Website and app data records
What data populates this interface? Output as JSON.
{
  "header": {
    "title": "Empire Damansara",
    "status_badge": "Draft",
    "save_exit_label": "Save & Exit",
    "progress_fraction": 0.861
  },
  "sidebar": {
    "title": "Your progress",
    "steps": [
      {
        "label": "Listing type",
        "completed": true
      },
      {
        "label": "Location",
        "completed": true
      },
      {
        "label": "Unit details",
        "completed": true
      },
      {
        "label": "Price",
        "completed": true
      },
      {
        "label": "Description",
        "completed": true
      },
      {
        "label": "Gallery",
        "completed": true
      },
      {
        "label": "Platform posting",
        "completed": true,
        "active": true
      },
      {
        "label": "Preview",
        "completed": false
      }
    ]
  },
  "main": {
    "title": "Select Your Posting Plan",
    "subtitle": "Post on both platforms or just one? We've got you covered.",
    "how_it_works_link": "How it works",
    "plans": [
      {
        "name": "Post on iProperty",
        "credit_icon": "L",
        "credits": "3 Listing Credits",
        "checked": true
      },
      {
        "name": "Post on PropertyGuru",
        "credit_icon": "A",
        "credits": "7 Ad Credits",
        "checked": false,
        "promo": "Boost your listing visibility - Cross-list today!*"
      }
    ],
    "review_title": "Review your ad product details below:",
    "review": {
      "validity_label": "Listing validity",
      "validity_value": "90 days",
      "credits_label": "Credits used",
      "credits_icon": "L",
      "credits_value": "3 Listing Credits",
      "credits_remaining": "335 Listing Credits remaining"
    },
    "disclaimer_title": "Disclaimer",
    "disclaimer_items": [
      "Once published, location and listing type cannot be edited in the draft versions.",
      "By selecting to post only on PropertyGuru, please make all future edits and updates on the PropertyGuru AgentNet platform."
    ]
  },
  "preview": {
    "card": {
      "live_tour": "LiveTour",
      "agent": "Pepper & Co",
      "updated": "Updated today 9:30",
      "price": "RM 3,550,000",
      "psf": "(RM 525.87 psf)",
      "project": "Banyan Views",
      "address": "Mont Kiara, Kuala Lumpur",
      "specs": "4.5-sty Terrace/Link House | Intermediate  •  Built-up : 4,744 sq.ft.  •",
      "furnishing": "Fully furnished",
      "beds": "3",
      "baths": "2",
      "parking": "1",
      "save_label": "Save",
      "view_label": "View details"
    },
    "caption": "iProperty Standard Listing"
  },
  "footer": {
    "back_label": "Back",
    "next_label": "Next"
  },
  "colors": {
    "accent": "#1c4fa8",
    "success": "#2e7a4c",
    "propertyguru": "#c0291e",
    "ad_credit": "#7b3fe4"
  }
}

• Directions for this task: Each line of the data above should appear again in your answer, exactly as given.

• Answer to this task:
What data populates this interface? Output as JSON.
{
  "header": {
    "title": "Empire Damansara",
    "status_badge": "Draft",
    "save_exit_label": "Save & Exit",
    "progress_fraction": 0.861
  },
  "sidebar": {
    "title": "Your progress",
    "steps": [
      {
        "label": "Listing type",
        "completed": true
      },
      {
        "label": "Location",
        "completed": true
      },
      {
        "label": "Unit details",
        "completed": true
      },
      {
        "label": "Price",
        "completed": true
      },
      {
        "label": "Description",
        "completed": true
      },
      {
        "label": "Gallery",
        "completed": true
      },
      {
        "label": "Platform posting",
        "completed": true,
        "active": true
      },
      {
        "label": "Preview",
        "completed": false
      }
    ]
  },
  "main": {
    "title": "Select Your Posting Plan",
    "subtitle": "Post on both platforms or just one? We've got you covered.",
    "how_it_works_link": "How it works",
    "plans": [
      {
        "name": "Post on iProperty",
        "credit_icon": "L",
        "credits": "3 Listing Credits",
        "checked": true
      },
      {
        "name": "Post on PropertyGuru",
        "credit_icon": "A",
        "credits": "7 Ad Credits",
        "checked": false,
        "promo": "Boost your listing visibility - Cross-list today!*"
      }
    ],
    "review_title": "Review your ad product details below:",
    "review": {
      "validity_label": "Listing validity",
      "validity_value": "90 days",
      "credits_label": "Credits used",
      "credits_icon": "L",
      "credits_value": "3 Listing Credits",
      "credits_remaining": "335 Listing Credits remaining"
    },
    "disclaimer_title": "Disclaimer",
    "disclaimer_items": [
      "Once published, location and listing type cannot be edited in the draft versions.",
      "By selecting to post only on PropertyGuru, please make all future edits and updates on the PropertyGuru AgentNet platform."
    ]
  },
  "preview": {
    "card": {
      "live_tour": "LiveTour",
      "agent": "Pepper & Co",
      "updated": "Updated today 9:30",
      "price": "RM 3,550,000",
      "psf": "(RM 525.87 psf)",
      "project": "Banyan Views",
      "address": "Mont Kiara, Kuala Lumpur",
      "specs": "4.5-sty Terrace/Link House | Intermediate  •  Built-up : 4,744 sq.ft.  •",
      "furnishing": "Fully furnished",
      "beds": "3",
      "baths": "2",
      "parking": "1",
      "save_label": "Save",
      "view_label": "View details"
    },
    "caption": "iProperty Standard Listing"
  },
  "footer": {
    "back_label": "Back",
    "next_label": "Next"
  },
  "colors": {
    "accent": "#1c4fa8",
    "success": "#2e7a4c",
    "propertyguru": "#c0291e",
    "ad_credit": "#7b3fe4"
  }
}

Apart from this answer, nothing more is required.